## ACTIVITY
So that the copy matches the original, write out every entry exactly.

## PROVIDED RECORDS
--- START ---
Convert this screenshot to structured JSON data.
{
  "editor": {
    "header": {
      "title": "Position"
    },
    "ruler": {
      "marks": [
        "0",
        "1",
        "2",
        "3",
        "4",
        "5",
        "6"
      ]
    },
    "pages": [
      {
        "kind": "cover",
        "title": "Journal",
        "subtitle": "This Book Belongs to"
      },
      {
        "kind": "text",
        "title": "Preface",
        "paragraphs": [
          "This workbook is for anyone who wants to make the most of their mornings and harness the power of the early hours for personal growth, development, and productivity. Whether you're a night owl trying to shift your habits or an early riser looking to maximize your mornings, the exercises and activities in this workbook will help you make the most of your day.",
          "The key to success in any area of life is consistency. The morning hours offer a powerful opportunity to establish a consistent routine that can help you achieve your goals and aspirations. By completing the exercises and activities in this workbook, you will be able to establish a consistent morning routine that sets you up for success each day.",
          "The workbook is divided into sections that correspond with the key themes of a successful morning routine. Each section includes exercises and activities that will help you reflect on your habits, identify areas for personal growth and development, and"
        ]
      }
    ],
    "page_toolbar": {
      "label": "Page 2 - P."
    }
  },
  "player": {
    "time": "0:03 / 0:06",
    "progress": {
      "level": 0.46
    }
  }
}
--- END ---
## TASK RESPONSE
Convert this screenshot to structured JSON data.
{
  "editor": {
    "header": {
      "title": "Position"
    },
    "ruler": {
      "marks": [
        "0",
        "1",
        "2",
        "3",
        "4",
        "5",
        "6"
      ]
    },
    "pages": [
      {
        "kind": "cover",
        "title": "Journal",
        "subtitle": "This Book Belongs to"
      },
      {
        "kind": "text",
        "title": "Preface",
        "paragraphs": [
          "This workbook is for anyone who wants to make the most of their mornings and harness the power of the early hours for personal growth, development, and productivity. Whether you're a night owl trying to shift your habits or an early riser looking to maximize your mornings, the exercises and activities in this workbook will help you make the most of your day.",
          "The key to success in any area of life is consistency. The morning hours offer a powerful opportunity to establish a consistent routine that can help you achieve your goals and aspirations. By completing the exercises and activities in this workbook, you will be able to establish a consistent morning routine that sets you up for success each day.",
          "The workbook is divided into sections that correspond with the key themes of a successful morning routine. Each section includes exercises and activities that will help you reflect on your habits, identify areas for personal growth and development, and"
        ]
      }
    ],
    "page_toolbar": {
      "label": "Page 2 - P."
    }
  },
  "player": {
    "time": "0:03 / 0:06",
    "progress": {
      "level": 0.46
    }
  }
}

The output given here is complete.